Speaker of the House Mike Johnson, R-La., speaks during a news conference on Capitol Hill Wednesday, April 10, 2024, in Washington. Pictured from left are Rep. Blake Moore, R-Utah, Rep. Maria Salazar, R-Fla., Majority Leader Steve Scalise, R-La. and House Majority Whip Tom Emmer, R-Minn. (AP Photo/Mariam Zuhaib)

The Republican speaker is set to travel to the former president’s Mar-a-Lago club in Florida on Friday to meet with Trump and has been consulting him in recent weeks on the Ukraine funding to gain his support — or at least prevent him from openly opposing the package.

Sen. Markwayne Mullin, an Oklahoma Republican who often works closely with House lawmakers, said this week he and Trump have spoken with Johnson “in depth” about how to advance Ukraine aid. It is not clear whether Trump would lend any political support, but Mullin said he was hoping to get the former president behind the package, especially now that Johnson’s job is at stake.

Speaker of the House Mike Johnson, R-La., flanked by Rep. Maria Salazar, R-Fla., left, and Majority Leader Steve Scalise, R-La., speaks during a news conference on Capitol Hill in Washington, Wednesday, April 10, 2024. (AP Photo/Jose Luis Magana)

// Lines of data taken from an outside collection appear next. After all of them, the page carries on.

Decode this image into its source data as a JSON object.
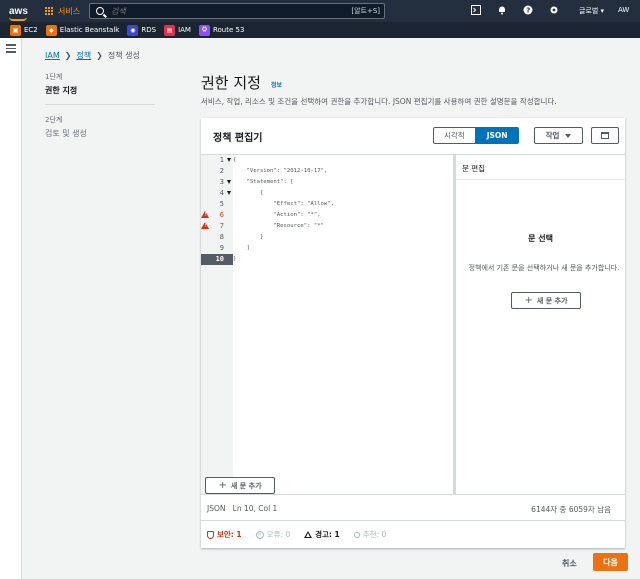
{
  "topnav": {
    "logo": "aws",
    "services": "서비스",
    "search_placeholder": "검색",
    "search_shortcut": "[알트+S]",
    "icons": [
      "terminal-icon",
      "bell-icon",
      "help-icon",
      "gear-icon"
    ],
    "user": "글로벌 ▾",
    "account": "AW"
  },
  "favorites": [
    {
      "label": "EC2",
      "icon": "ec2-icon",
      "color": "#ec7211"
    },
    {
      "label": "Elastic Beanstalk",
      "icon": "beanstalk-icon",
      "color": "#ec7211"
    },
    {
      "label": "RDS",
      "icon": "rds-icon",
      "color": "#3b48cc"
    },
    {
      "label": "IAM",
      "icon": "iam-icon",
      "color": "#dd344c"
    },
    {
      "label": "Route 53",
      "icon": "route53-icon",
      "color": "#8c4fff"
    }
  ],
  "breadcrumb": {
    "items": [
      "IAM",
      "정책"
    ],
    "current": "정책 생성"
  },
  "steps": [
    {
      "num": "1단계",
      "label": "권한 지정"
    },
    {
      "num": "2단계",
      "label": "검토 및 생성"
    }
  ],
  "page": {
    "title": "권한 지정",
    "info": "정보",
    "description": "서비스, 작업, 리소스 및 조건을 선택하여 권한을 추가합니다. JSON 편집기를 사용하여 권한 설명문을 작성합니다."
  },
  "editor": {
    "title": "정책 편집기",
    "tabs": [
      "시각적",
      "JSON"
    ],
    "selected_tab": "JSON",
    "actions": "작업",
    "lines": [
      "{",
      "    \"Version\": \"2012-10-17\",",
      "    \"Statement\": [",
      "        {",
      "            \"Effect\": \"Allow\",",
      "            \"Action\": \"*\",",
      "            \"Resource\": \"*\"",
      "        }",
      "    ]",
      "}"
    ],
    "line_numbers": [
      "1",
      "2",
      "3",
      "4",
      "5",
      "6",
      "7",
      "8",
      "9",
      "10"
    ],
    "add_statement": "새 문 추가"
  },
  "statement_pane": {
    "title": "문 편집",
    "select_title": "문 선택",
    "select_desc": "정책에서 기존 문을 선택하거나 새 문을 추가합니다.",
    "add_statement": "새 문 추가"
  },
  "footer": {
    "status": "JSON   Ln 10, Col 1",
    "chars": "6144자 중 6059자 남음",
    "security": "보안: 1",
    "errors": "오류: 0",
    "warnings": "경고: 1",
    "suggestions": "추천: 0"
  },
  "buttons": {
    "cancel": "취소",
    "next": "다음"
  }
}
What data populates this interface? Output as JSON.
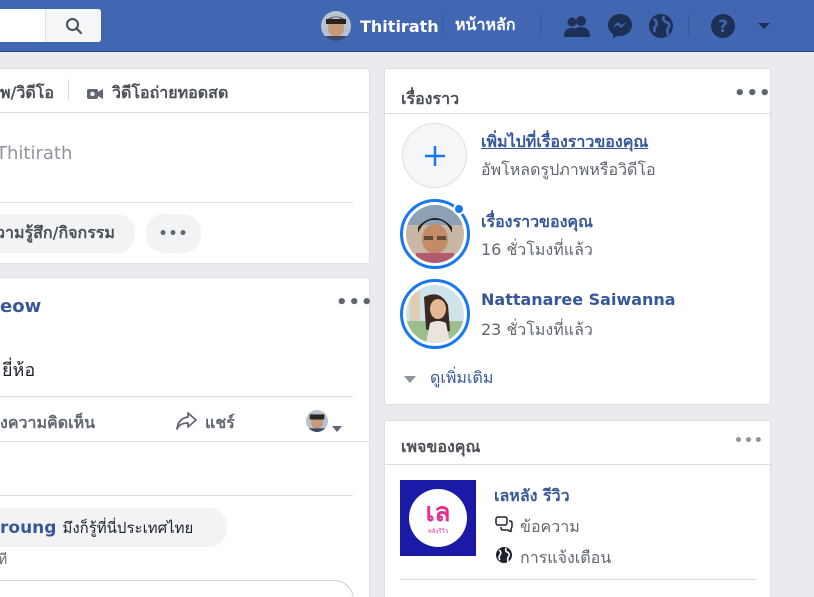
{
  "topbar": {
    "user_name": "Thitirath",
    "home_label": "หน้าหลัก"
  },
  "composer": {
    "tab_photo": "พ/วิดีโอ",
    "tab_live": "วิดีโอถ่ายทอดสด",
    "placeholder_name": "Thitirath",
    "feeling_label": "วามรู้สึก/กิจกรรม",
    "more_label": "•••"
  },
  "post": {
    "author_partial": "eow",
    "more_label": "•••",
    "text_partial": "ยี่ห้อ",
    "comment_label": "งความคิดเห็น",
    "share_label": "แชร์",
    "comment_author": "roung",
    "comment_text": "มึงก็รู้ที่นี่ประเทศไทย",
    "comment_time": "ที"
  },
  "stories": {
    "title": "เรื่องราว",
    "more_label": "•••",
    "add_title": "เพิ่มไปที่เรื่องราวของคุณ",
    "add_sub": "อัพโหลดรูปภาพหรือวิดีโอ",
    "items": [
      {
        "name": "เรื่องราวของคุณ",
        "time": "16 ชั่วโมงที่แล้ว"
      },
      {
        "name": "Nattanaree Saiwanna",
        "time": "23 ชั่วโมงที่แล้ว"
      }
    ],
    "see_more": "ดูเพิ่มเติม"
  },
  "pages": {
    "title": "เพจของคุณ",
    "more_label": "•••",
    "page_name": "เลหลัง รีวิว",
    "logo_text": "เล",
    "logo_sub": "หลังรีวิว",
    "messages_label": "ข้อความ",
    "notifications_label": "การแจ้งเตือน"
  },
  "colors": {
    "nav_blue": "#4267b2",
    "link_blue": "#385898",
    "story_ring": "#1877f2",
    "logo_bg": "#1a1aa6",
    "logo_pink": "#e8318f"
  }
}
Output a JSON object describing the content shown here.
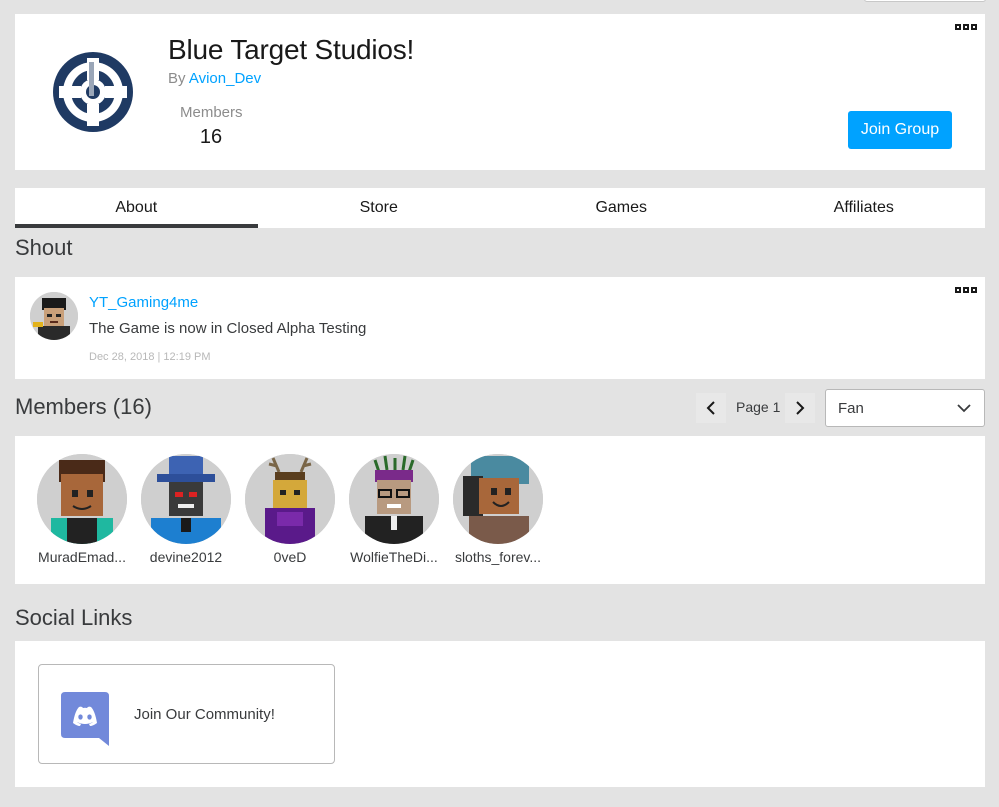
{
  "group": {
    "name": "Blue Target Studios!",
    "by_prefix": "By",
    "owner": "Avion_Dev",
    "members_label": "Members",
    "members_count": "16",
    "join_label": "Join Group"
  },
  "tabs": [
    {
      "label": "About",
      "active": true
    },
    {
      "label": "Store",
      "active": false
    },
    {
      "label": "Games",
      "active": false
    },
    {
      "label": "Affiliates",
      "active": false
    }
  ],
  "shout": {
    "title": "Shout",
    "user": "YT_Gaming4me",
    "text": "The Game is now in Closed Alpha Testing",
    "date": "Dec 28, 2018 | 12:19 PM"
  },
  "members_section": {
    "title": "Members (16)",
    "page_label": "Page 1",
    "role_selected": "Fan",
    "list": [
      {
        "name": "MuradEmad..."
      },
      {
        "name": "devine2012"
      },
      {
        "name": "0veD"
      },
      {
        "name": "WolfieTheDi..."
      },
      {
        "name": "sloths_forev..."
      }
    ]
  },
  "social": {
    "title": "Social Links",
    "discord_label": "Join Our Community!",
    "discord_color": "#7289da"
  },
  "colors": {
    "accent": "#00a2ff",
    "background": "#e3e3e3"
  }
}
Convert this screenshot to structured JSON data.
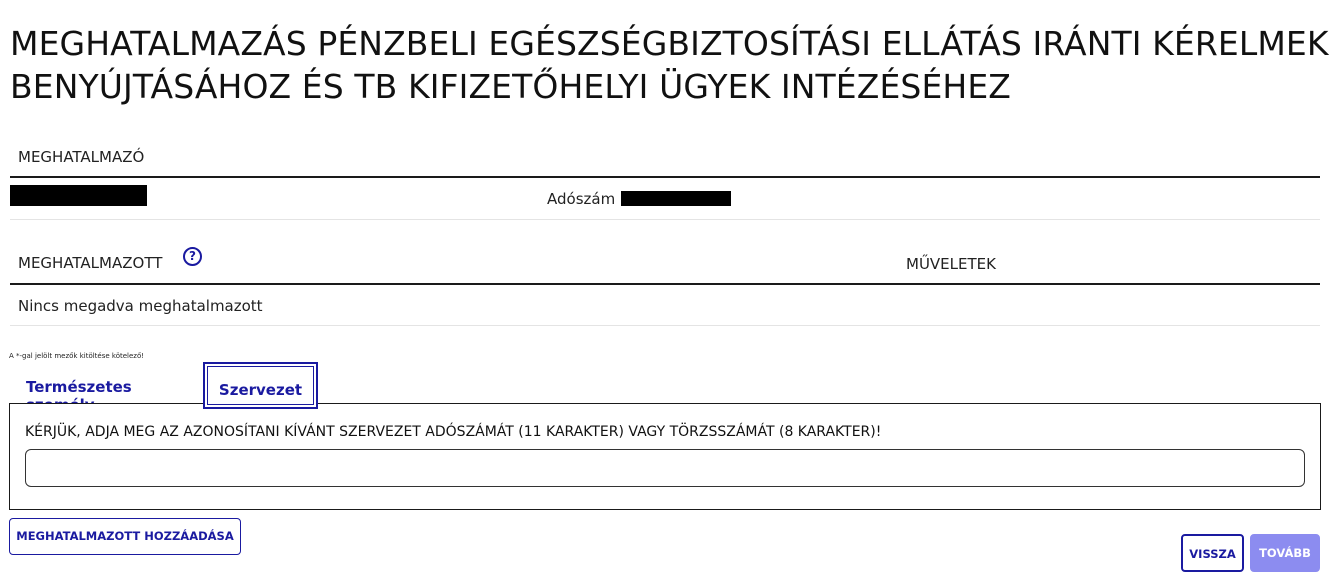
{
  "page": {
    "title_line1": "MEGHATALMAZÁS PÉNZBELI EGÉSZSÉGBIZTOSÍTÁSI ELLÁTÁS IRÁNTI KÉRELMEK",
    "title_line2": "BENYÚJTÁSÁHOZ ÉS TB KIFIZETŐHELYI ÜGYEK INTÉZÉSÉHEZ"
  },
  "meghatalmazo": {
    "header": "MEGHATALMAZÓ",
    "tax_label": "Adószám"
  },
  "meghatalmazott": {
    "header": "MEGHATALMAZOTT",
    "help_symbol": "?",
    "actions_header": "MŰVELETEK",
    "empty_text": "Nincs megadva meghatalmazott"
  },
  "form": {
    "required_note": "A *-gal jelölt mezők kitöltése kötelező!",
    "tabs": [
      {
        "label": "Természetes személy",
        "active": false
      },
      {
        "label": "Szervezet",
        "active": true
      }
    ],
    "field_label": "KÉRJÜK, ADJA MEG AZ AZONOSÍTANI KÍVÁNT SZERVEZET ADÓSZÁMÁT (11 KARAKTER) VAGY TÖRZSSZÁMÁT (8 KARAKTER)!",
    "field_value": ""
  },
  "buttons": {
    "add_label": "MEGHATALMAZOTT HOZZÁADÁSA",
    "back_label": "VISSZA",
    "next_label": "TOVÁBB"
  },
  "colors": {
    "accent": "#1a1aa0",
    "disabled_primary": "#8c8cf0",
    "text": "#1a1a1a"
  }
}
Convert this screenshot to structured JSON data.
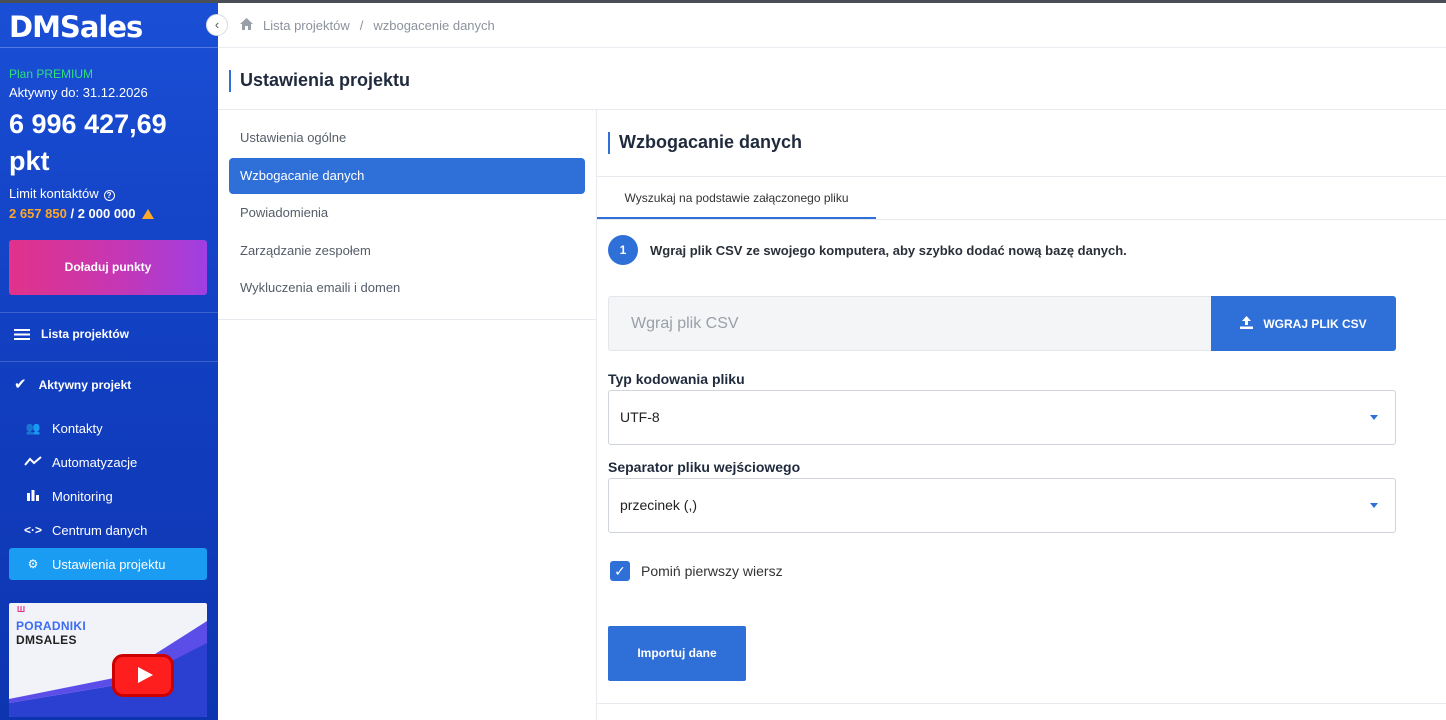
{
  "colors": {
    "accent": "#2f6fd8",
    "sidebar": "#1a4fd6",
    "plan": "#2fe07c",
    "warning": "#ffa726",
    "cta_gradient_start": "#e2328a",
    "cta_gradient_end": "#9f3fe3"
  },
  "sidebar": {
    "logo": "DMSales",
    "plan": "Plan PREMIUM",
    "active_until": "Aktywny do: 31.12.2026",
    "points_value": "6 996 427,69",
    "points_unit": "pkt",
    "limit_label": "Limit kontaktów",
    "limit_used": "2 657 850",
    "limit_separator": " / ",
    "limit_max": "2 000 000",
    "topup_button": "Doładuj punkty",
    "nav_projects": "Lista projektów",
    "nav_active_project": "Aktywny projekt",
    "sub_items": [
      {
        "label": "Kontakty",
        "icon": "users-icon"
      },
      {
        "label": "Automatyzacje",
        "icon": "trend-icon"
      },
      {
        "label": "Monitoring",
        "icon": "bar-chart-icon"
      },
      {
        "label": "Centrum danych",
        "icon": "code-icon"
      },
      {
        "label": "Ustawienia projektu",
        "icon": "gear-icon"
      }
    ],
    "promo_line1": "PORADNIKI",
    "promo_line2": "DMSALES"
  },
  "breadcrumb": {
    "home_icon": "home-icon",
    "items": [
      "Lista projektów",
      "wzbogacenie danych"
    ]
  },
  "page": {
    "title": "Ustawienia projektu"
  },
  "settings_menu": {
    "items": [
      "Ustawienia ogólne",
      "Wzbogacanie danych",
      "Powiadomienia",
      "Zarządzanie zespołem",
      "Wykluczenia emaili i domen"
    ],
    "selected": 1
  },
  "content": {
    "title": "Wzbogacanie danych",
    "tab": "Wyszukaj na podstawie załączonego pliku",
    "step_number": "1",
    "step_text": "Wgraj plik CSV ze swojego komputera, aby szybko dodać nową bazę danych.",
    "file_placeholder": "Wgraj plik CSV",
    "upload_button": "WGRAJ PLIK CSV",
    "encoding_label": "Typ kodowania pliku",
    "encoding_value": "UTF-8",
    "separator_label": "Separator pliku wejściowego",
    "separator_value": "przecinek (,)",
    "skip_first_row_label": "Pomiń pierwszy wiersz",
    "skip_first_row_checked": true,
    "import_button": "Importuj dane"
  }
}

Rep. Marjorie Taylor Greene, a Georgia Republican, has threatened to try to oust Johnson as speaker and warned that advancing funding for Ukraine would help build her case that GOP lawmakers should select a new speaker.

Meanwhile, Johnson has been in conversations with the White House about legislation that would structure some of the funding for Kyiv as loans, pave the way for the U.S. to tap frozen Russian central bank assets and include other policy changes.

Johnson has also been pushing for the Biden administration to lift a pause on approvals for Liquefied Natural Gas exports. At times, he has also demanded policy changes at the U.S. border with Mexico.

Speaker of the House Mike Johnson, R-La., waits to raise the gavel to formally conclude a joint meeting of Congress after Japan’s Prime Minister Fumio Kishida finished an address in the House chamber, Thursday, April 11, 2024, at the Capitol in Washington. (AP Photo/Jacquelyn Martin)

“This becomes a more dangerous world with Russia in Kyiv,” said Rep. Don Bacon, a Republican who supports aiding Ukraine. “So we’re just got to find a the smart way to get a bill passed that we can get out and back to the Senate.”

Still, Johnson is facing a practically open rebellion from a group of hardline House conservatives who are dissatisfied with the way he has led the House. With a narrow and divided majority, Johnson has been forced to work with Democrats to advance practically any major legislation.

House Democratic Leader Hakeem Jeffries said Thursday that the “only path forward” for the House was a vote on the Senate’s national security package. He also suggested that Democrats would help Johnson hold onto the speaker’s gavel if he did so.

While Democrats have pressured Johnson to put the Senate package to a vote, they also may be divided on a vote as a growing number oppose sending Israel offensive weaponry while it engages in a campaign in Gaza that has killed thousands of civilians.

The Biden administration, which would administer any military funding, has issued stern warnings to Israeli Prime Minister Benjamin Netanyahu that future U.S. support depends on the swift implementation of new steps to protect civilians and aid workers.

“If we want to prevent handing Putin a victory in Europe, the House should do the right thing for democracy and pass the Senate’s aid package now,” Senate Majority Leader Chuck Schumer said in a floor speech Thursday.

Read more U.S. news

Previous Article
House will try again to reauthorize of US spy program after Republican upheaval
Next Article
Trump to host embattled Speaker Johnson as House swirls in turmoil

How useful was this article?

Click on a star to rate it!

Average rating 0 / 5. Vote count: 0

No votes so far! Be the first to rate this article.

Latest News